Work required:
Give the data below again exactly as written, but without the pictures.

Stored data:
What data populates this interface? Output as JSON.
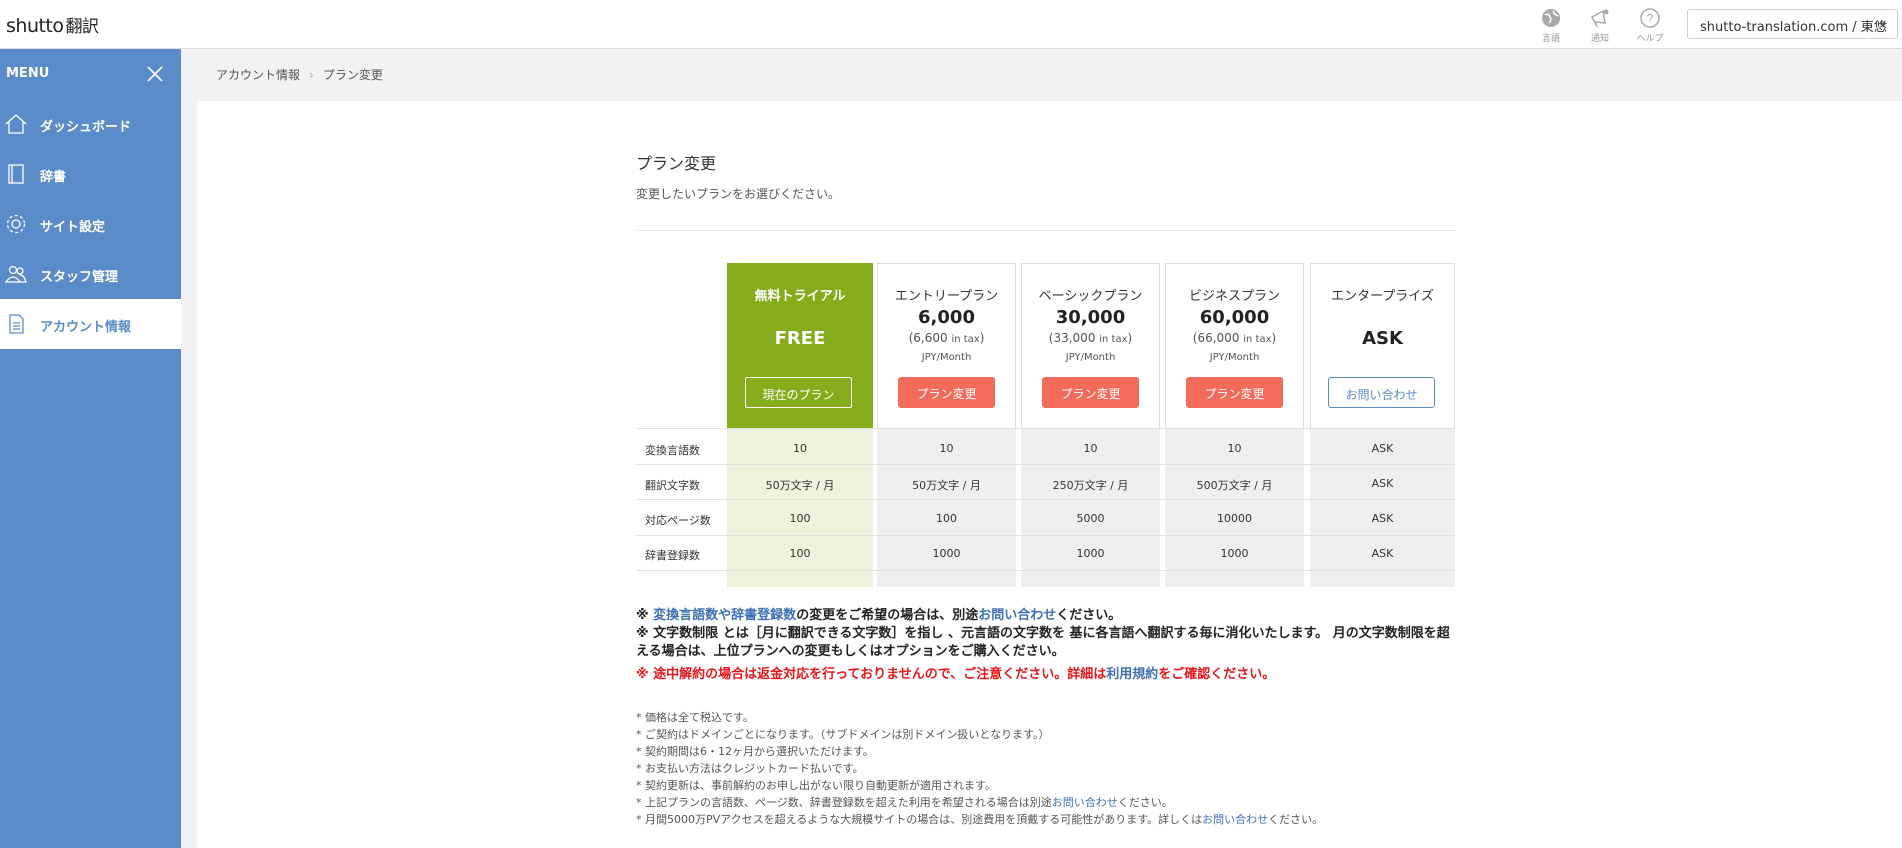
{
  "header": {
    "logo": "shutto",
    "logo_sub": "翻訳",
    "icons": [
      {
        "name": "globe-icon",
        "label": "言語"
      },
      {
        "name": "megaphone-icon",
        "label": "通知"
      },
      {
        "name": "help-icon",
        "label": "ヘルプ"
      }
    ],
    "domain_select": "shutto-translation.com / 東悠"
  },
  "sidebar": {
    "menu_title": "MENU",
    "items": [
      {
        "label": "ダッシュボード",
        "icon": "home-icon"
      },
      {
        "label": "辞書",
        "icon": "book-icon"
      },
      {
        "label": "サイト設定",
        "icon": "gear-icon"
      },
      {
        "label": "スタッフ管理",
        "icon": "staff-icon"
      },
      {
        "label": "アカウント情報",
        "icon": "document-icon",
        "active": true
      }
    ]
  },
  "breadcrumb": [
    "アカウント情報",
    "プラン変更"
  ],
  "page": {
    "title": "プラン変更",
    "subtitle": "変更したいプランをお選びください。"
  },
  "plans": [
    {
      "name": "無料トライアル",
      "big": "FREE",
      "button": "現在のプラン"
    },
    {
      "name": "エントリープラン",
      "price": "6,000",
      "tax_pre": "(6,600 ",
      "tax_in": "in tax",
      "tax_post": ")",
      "unit": "JPY/Month",
      "button": "プラン変更"
    },
    {
      "name": "ベーシックプラン",
      "price": "30,000",
      "tax_pre": "(33,000 ",
      "tax_in": "in tax",
      "tax_post": ")",
      "unit": "JPY/Month",
      "button": "プラン変更"
    },
    {
      "name": "ビジネスプラン",
      "price": "60,000",
      "tax_pre": "(66,000 ",
      "tax_in": "in tax",
      "tax_post": ")",
      "unit": "JPY/Month",
      "button": "プラン変更"
    },
    {
      "name": "エンタープライズ",
      "big": "ASK",
      "button": "お問い合わせ"
    }
  ],
  "features": [
    {
      "label": "変換言語数",
      "values": [
        "10",
        "10",
        "10",
        "10",
        "ASK"
      ]
    },
    {
      "label": "翻訳文字数",
      "values": [
        "50万文字 / 月",
        "50万文字 / 月",
        "250万文字 / 月",
        "500万文字 / 月",
        "ASK"
      ]
    },
    {
      "label": "対応ページ数",
      "values": [
        "100",
        "100",
        "5000",
        "10000",
        "ASK"
      ]
    },
    {
      "label": "辞書登録数",
      "values": [
        "100",
        "1000",
        "1000",
        "1000",
        "ASK"
      ]
    }
  ],
  "notes": {
    "n1_pre": "※ ",
    "n1_link1": "変換言語数や辞書登録数",
    "n1_mid": "の変更をご希望の場合は、別途",
    "n1_link2": "お問い合わせ",
    "n1_post": "ください。",
    "n2": "※ 文字数制限 とは［月に翻訳できる文字数］を指し 、元言語の文字数を 基に各言語へ翻訳する毎に消化いたします。 月の文字数制限を超える場合は、上位プランへの変更もしくはオプションをご購入ください。",
    "n3_pre": "※ 途中解約の場合は返金対応を行っておりませんので、ご注意ください。詳細は",
    "n3_link": "利用規約",
    "n3_post": "をご確認ください。"
  },
  "fine_print": {
    "f1": "* 価格は全て税込です。",
    "f2": "* ご契約はドメインごとになります。（サブドメインは別ドメイン扱いとなります。）",
    "f3": "* 契約期間は6・12ヶ月から選択いただけます。",
    "f4": "* お支払い方法はクレジットカード払いです。",
    "f5": "* 契約更新は、事前解約のお申し出がない限り自動更新が適用されます。",
    "f6_pre": "* 上記プランの言語数、ページ数、辞書登録数を超えた利用を希望される場合は別途",
    "f6_link": "お問い合わせ",
    "f6_post": "ください。",
    "f7_pre": "* 月間5000万PVアクセスを超えるような大規模サイトの場合は、別途費用を頂戴する可能性があります。詳しくは",
    "f7_link": "お問い合わせ",
    "f7_post": "ください。"
  },
  "colors": {
    "sidebar": "#5b8bc9",
    "current_plan": "#85ac1b",
    "change_button": "#f26b5b",
    "link": "#3f6fb5",
    "warning": "#e8171b"
  }
}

Response:
What data populates this interface? Output as JSON.
{
  "header": {
    "logo": "shutto",
    "logo_sub": "翻訳",
    "icons": [
      {
        "name": "globe-icon",
        "label": "言語"
      },
      {
        "name": "megaphone-icon",
        "label": "通知"
      },
      {
        "name": "help-icon",
        "label": "ヘルプ"
      }
    ],
    "domain_select": "shutto-translation.com / 東悠"
  },
  "sidebar": {
    "menu_title": "MENU",
    "items": [
      {
        "label": "ダッシュボード",
        "icon": "home-icon"
      },
      {
        "label": "辞書",
        "icon": "book-icon"
      },
      {
        "label": "サイト設定",
        "icon": "gear-icon"
      },
      {
        "label": "スタッフ管理",
        "icon": "staff-icon"
      },
      {
        "label": "アカウント情報",
        "icon": "document-icon",
        "active": true
      }
    ]
  },
  "breadcrumb": [
    "アカウント情報",
    "プラン変更"
  ],
  "page": {
    "title": "プラン変更",
    "subtitle": "変更したいプランをお選びください。"
  },
  "plans": [
    {
      "name": "無料トライアル",
      "big": "FREE",
      "button": "現在のプラン"
    },
    {
      "name": "エントリープラン",
      "price": "6,000",
      "tax_pre": "(6,600 ",
      "tax_in": "in tax",
      "tax_post": ")",
      "unit": "JPY/Month",
      "button": "プラン変更"
    },
    {
      "name": "ベーシックプラン",
      "price": "30,000",
      "tax_pre": "(33,000 ",
      "tax_in": "in tax",
      "tax_post": ")",
      "unit": "JPY/Month",
      "button": "プラン変更"
    },
    {
      "name": "ビジネスプラン",
      "price": "60,000",
      "tax_pre": "(66,000 ",
      "tax_in": "in tax",
      "tax_post": ")",
      "unit": "JPY/Month",
      "button": "プラン変更"
    },
    {
      "name": "エンタープライズ",
      "big": "ASK",
      "button": "お問い合わせ"
    }
  ],
  "features": [
    {
      "label": "変換言語数",
      "values": [
        "10",
        "10",
        "10",
        "10",
        "ASK"
      ]
    },
    {
      "label": "翻訳文字数",
      "values": [
        "50万文字 / 月",
        "50万文字 / 月",
        "250万文字 / 月",
        "500万文字 / 月",
        "ASK"
      ]
    },
    {
      "label": "対応ページ数",
      "values": [
        "100",
        "100",
        "5000",
        "10000",
        "ASK"
      ]
    },
    {
      "label": "辞書登録数",
      "values": [
        "100",
        "1000",
        "1000",
        "1000",
        "ASK"
      ]
    }
  ],
  "notes": {
    "n1_pre": "※ ",
    "n1_link1": "変換言語数や辞書登録数",
    "n1_mid": "の変更をご希望の場合は、別途",
    "n1_link2": "お問い合わせ",
    "n1_post": "ください。",
    "n2": "※ 文字数制限 とは［月に翻訳できる文字数］を指し 、元言語の文字数を 基に各言語へ翻訳する毎に消化いたします。 月の文字数制限を超える場合は、上位プランへの変更もしくはオプションをご購入ください。",
    "n3_pre": "※ 途中解約の場合は返金対応を行っておりませんので、ご注意ください。詳細は",
    "n3_link": "利用規約",
    "n3_post": "をご確認ください。"
  },
  "fine_print": {
    "f1": "* 価格は全て税込です。",
    "f2": "* ご契約はドメインごとになります。（サブドメインは別ドメイン扱いとなります。）",
    "f3": "* 契約期間は6・12ヶ月から選択いただけます。",
    "f4": "* お支払い方法はクレジットカード払いです。",
    "f5": "* 契約更新は、事前解約のお申し出がない限り自動更新が適用されます。",
    "f6_pre": "* 上記プランの言語数、ページ数、辞書登録数を超えた利用を希望される場合は別途",
    "f6_link": "お問い合わせ",
    "f6_post": "ください。",
    "f7_pre": "* 月間5000万PVアクセスを超えるような大規模サイトの場合は、別途費用を頂戴する可能性があります。詳しくは",
    "f7_link": "お問い合わせ",
    "f7_post": "ください。"
  },
  "colors": {
    "sidebar": "#5b8bc9",
    "current_plan": "#85ac1b",
    "change_button": "#f26b5b",
    "link": "#3f6fb5",
    "warning": "#e8171b"
  }
}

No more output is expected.